Finance officials representing over 150 countries are winding up two days of meetings Sunday at the International Monetary Fund and World Bank in Washington. The ministers are assessing poverty reduction strategies and the need for more support for the world's poorest countries.
The discussion is focusing on how much additional money should go to the poor countries and whether it should come in the form of grants or low-interest loans. The United States is leading a drive for more grants as well as increased accountability in how aid money is used.
Twenty-four finance ministers comprising the World Bank's Development Committee are also reviewing the bank's four-year-old debt relief program. There is disappointment that progress has been slow even though over 20 countries have now had most of their debts reduced. The bank meanwhile is warning that progress in poverty reduction is uneven and that some poor countries in Africa are falling even further behind.

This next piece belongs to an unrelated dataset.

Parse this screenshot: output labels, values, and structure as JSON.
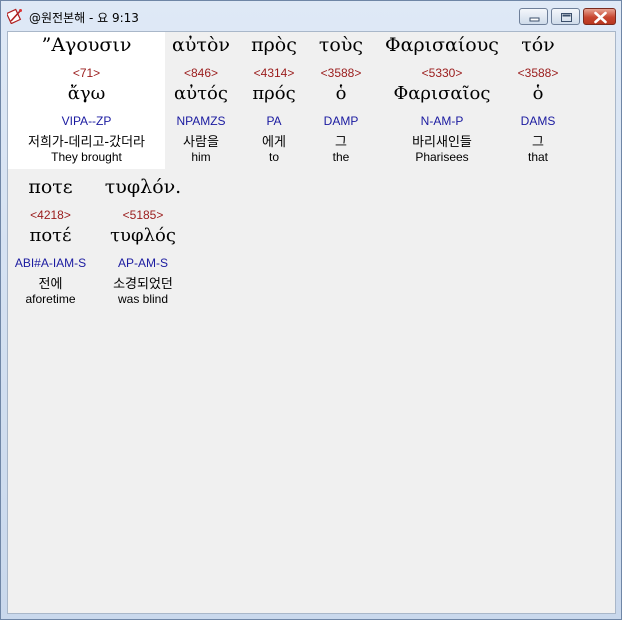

The finance ministers are generally encouraged that world economic performance is improving but they worry about the impact of rising oil prices.